**Work to be completed:** Write out every record below exactly as it appears, omitting the pictures.

**Entries supplied:**
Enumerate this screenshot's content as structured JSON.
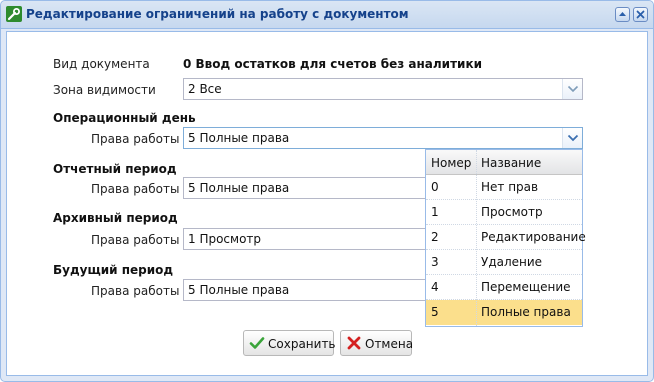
{
  "window": {
    "title": "Редактирование ограничений на работу с документом",
    "icon": "edit-wrench-icon"
  },
  "document": {
    "label": "Вид документа",
    "value": "0 Ввод остатков для счетов без аналитики"
  },
  "visibility": {
    "label": "Зона видимости",
    "value": "2 Все"
  },
  "sections": [
    {
      "title": "Операционный день",
      "rights_label": "Права работы",
      "rights_value": "5 Полные права"
    },
    {
      "title": "Отчетный период",
      "rights_label": "Права работы",
      "rights_value": "5 Полные права"
    },
    {
      "title": "Архивный период",
      "rights_label": "Права работы",
      "rights_value": "1 Просмотр"
    },
    {
      "title": "Будущий период",
      "rights_label": "Права работы",
      "rights_value": "5 Полные права"
    }
  ],
  "dropdown": {
    "headers": [
      "Номер",
      "Название"
    ],
    "rows": [
      {
        "num": "0",
        "name": "Нет прав"
      },
      {
        "num": "1",
        "name": "Просмотр"
      },
      {
        "num": "2",
        "name": "Редактирование"
      },
      {
        "num": "3",
        "name": "Удаление"
      },
      {
        "num": "4",
        "name": "Перемещение"
      },
      {
        "num": "5",
        "name": "Полные права"
      }
    ],
    "selected_index": 5
  },
  "buttons": {
    "save": "Сохранить",
    "cancel": "Отмена"
  },
  "colors": {
    "selected_row": "#fbdf8c",
    "title_text": "#15428b",
    "save_icon": "#3aa43a",
    "cancel_icon": "#d42020"
  }
}
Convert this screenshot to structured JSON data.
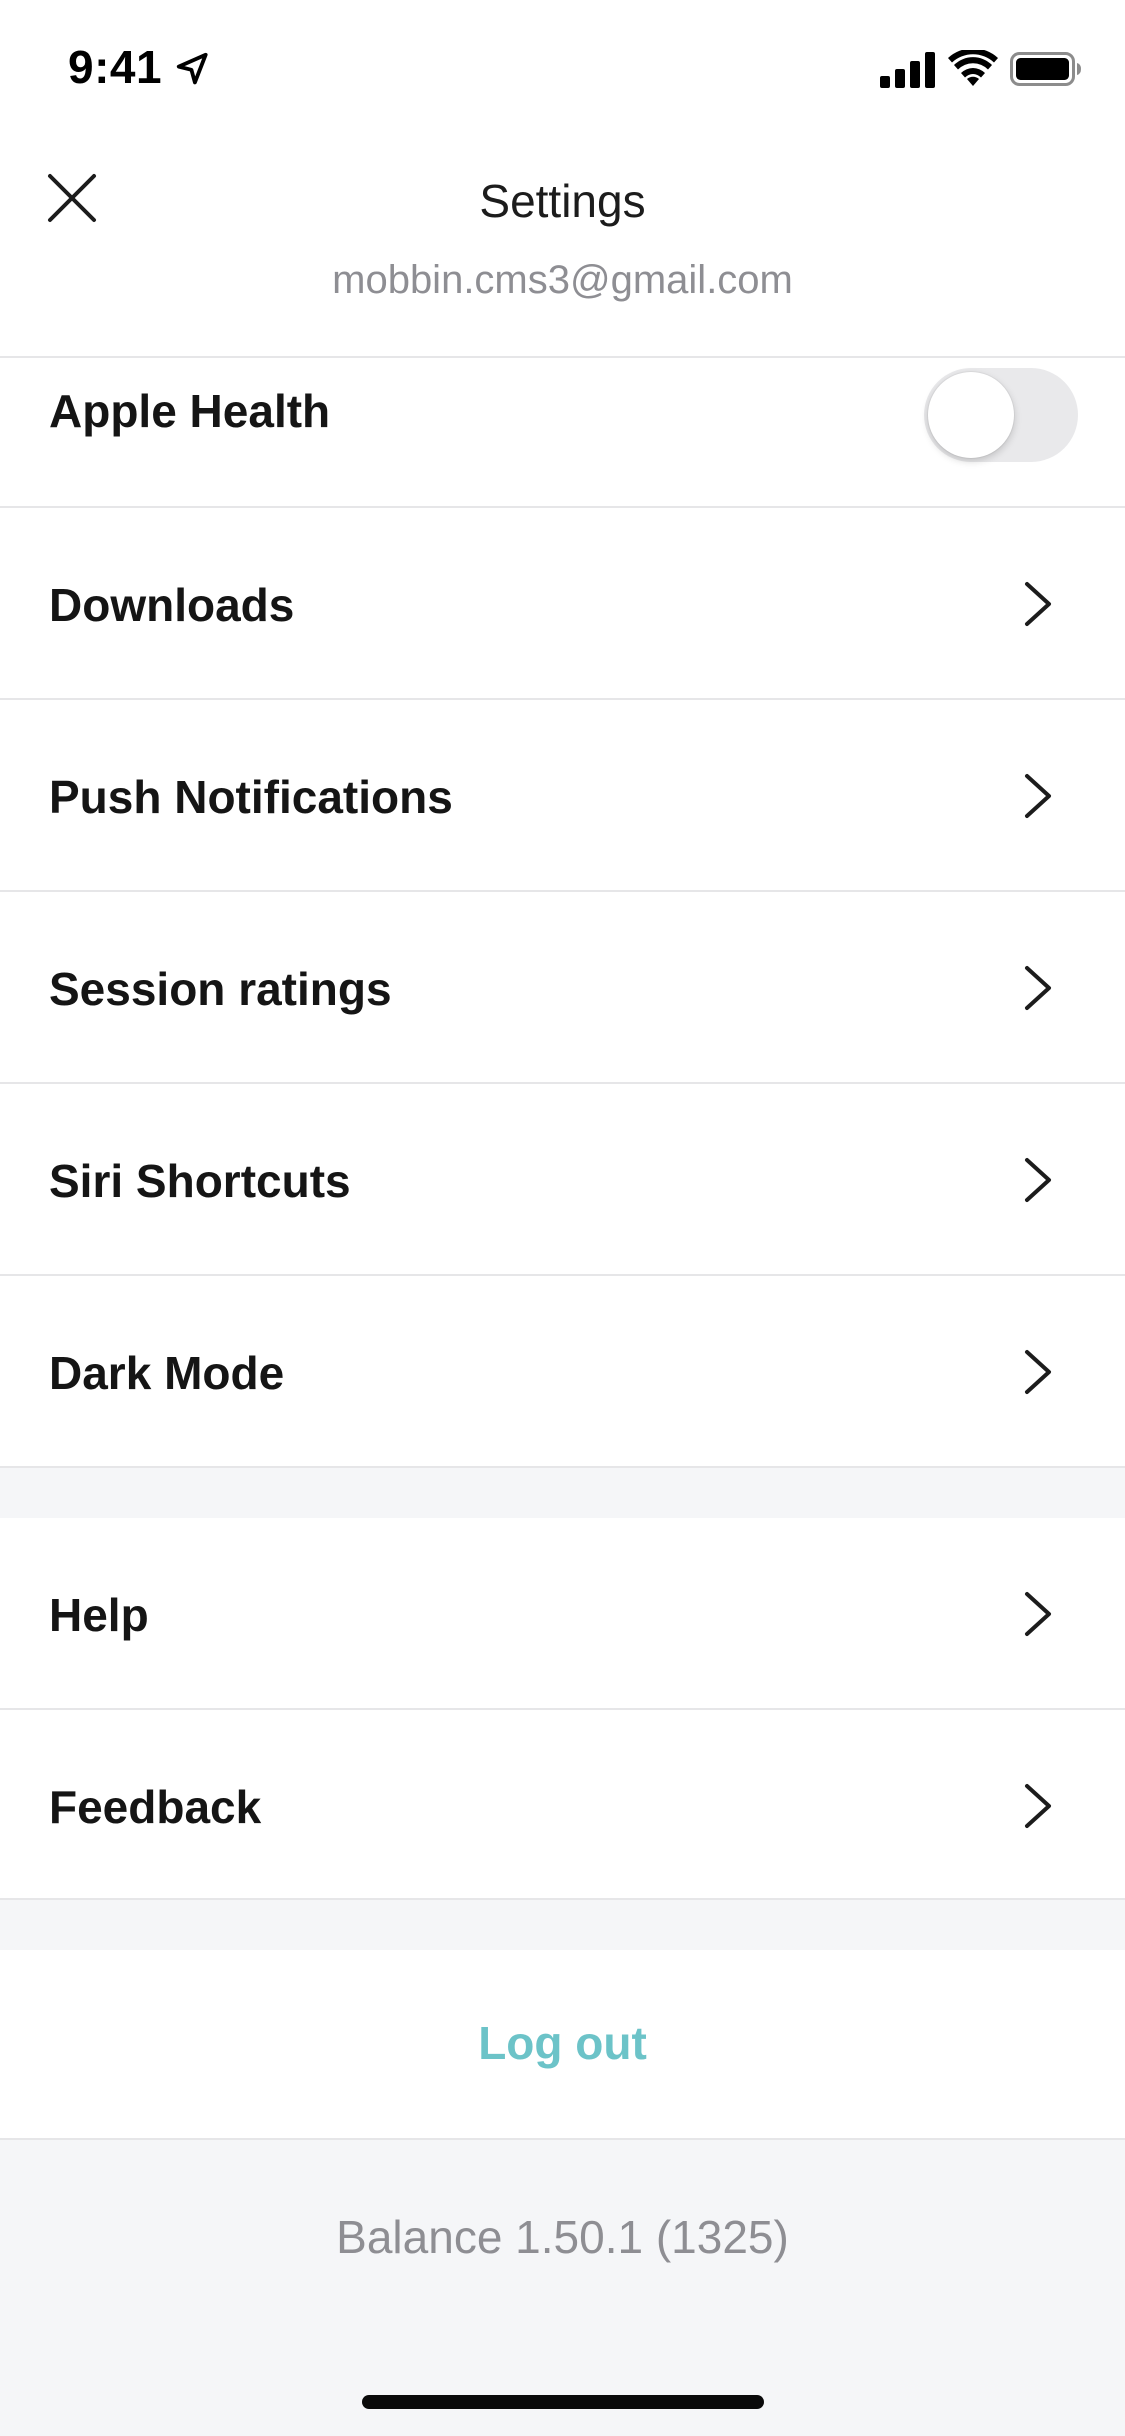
{
  "status_bar": {
    "time": "9:41",
    "icons": [
      "location-arrow-icon",
      "cellular-signal-icon",
      "wifi-icon",
      "battery-icon"
    ]
  },
  "header": {
    "title": "Settings",
    "email": "mobbin.cms3@gmail.com",
    "close_icon": "close-icon"
  },
  "settings": {
    "apple_health": {
      "label": "Apple Health",
      "toggle_on": false
    },
    "items": [
      {
        "label": "Downloads"
      },
      {
        "label": "Push Notifications"
      },
      {
        "label": "Session ratings"
      },
      {
        "label": "Siri Shortcuts"
      },
      {
        "label": "Dark Mode"
      }
    ],
    "support_items": [
      {
        "label": "Help"
      },
      {
        "label": "Feedback"
      }
    ]
  },
  "logout_label": "Log out",
  "version": "Balance 1.50.1 (1325)",
  "colors": {
    "accent": "#6cc3c8",
    "section_background": "#f5f6f8",
    "secondary_text": "#8e8e93",
    "divider": "#e6e6e8",
    "toggle_off": "#e9e9eb"
  }
}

**Reply:**
Enumerate this screenshot's content as structured JSON.
{
  "window": {
    "title": "Редактирование ограничений на работу с документом",
    "icon": "edit-wrench-icon"
  },
  "document": {
    "label": "Вид документа",
    "value": "0 Ввод остатков для счетов без аналитики"
  },
  "visibility": {
    "label": "Зона видимости",
    "value": "2 Все"
  },
  "sections": [
    {
      "title": "Операционный день",
      "rights_label": "Права работы",
      "rights_value": "5 Полные права"
    },
    {
      "title": "Отчетный период",
      "rights_label": "Права работы",
      "rights_value": "5 Полные права"
    },
    {
      "title": "Архивный период",
      "rights_label": "Права работы",
      "rights_value": "1 Просмотр"
    },
    {
      "title": "Будущий период",
      "rights_label": "Права работы",
      "rights_value": "5 Полные права"
    }
  ],
  "dropdown": {
    "headers": [
      "Номер",
      "Название"
    ],
    "rows": [
      {
        "num": "0",
        "name": "Нет прав"
      },
      {
        "num": "1",
        "name": "Просмотр"
      },
      {
        "num": "2",
        "name": "Редактирование"
      },
      {
        "num": "3",
        "name": "Удаление"
      },
      {
        "num": "4",
        "name": "Перемещение"
      },
      {
        "num": "5",
        "name": "Полные права"
      }
    ],
    "selected_index": 5
  },
  "buttons": {
    "save": "Сохранить",
    "cancel": "Отмена"
  },
  "colors": {
    "selected_row": "#fbdf8c",
    "title_text": "#15428b",
    "save_icon": "#3aa43a",
    "cancel_icon": "#d42020"
  }
}
Convert this screenshot to structured JSON data.
{
  "status_bar": {
    "time": "9:41",
    "icons": [
      "location-arrow-icon",
      "cellular-signal-icon",
      "wifi-icon",
      "battery-icon"
    ]
  },
  "header": {
    "title": "Settings",
    "email": "mobbin.cms3@gmail.com",
    "close_icon": "close-icon"
  },
  "settings": {
    "apple_health": {
      "label": "Apple Health",
      "toggle_on": false
    },
    "items": [
      {
        "label": "Downloads"
      },
      {
        "label": "Push Notifications"
      },
      {
        "label": "Session ratings"
      },
      {
        "label": "Siri Shortcuts"
      },
      {
        "label": "Dark Mode"
      }
    ],
    "support_items": [
      {
        "label": "Help"
      },
      {
        "label": "Feedback"
      }
    ]
  },
  "logout_label": "Log out",
  "version": "Balance 1.50.1 (1325)",
  "colors": {
    "accent": "#6cc3c8",
    "section_background": "#f5f6f8",
    "secondary_text": "#8e8e93",
    "divider": "#e6e6e8",
    "toggle_off": "#e9e9eb"
  }
}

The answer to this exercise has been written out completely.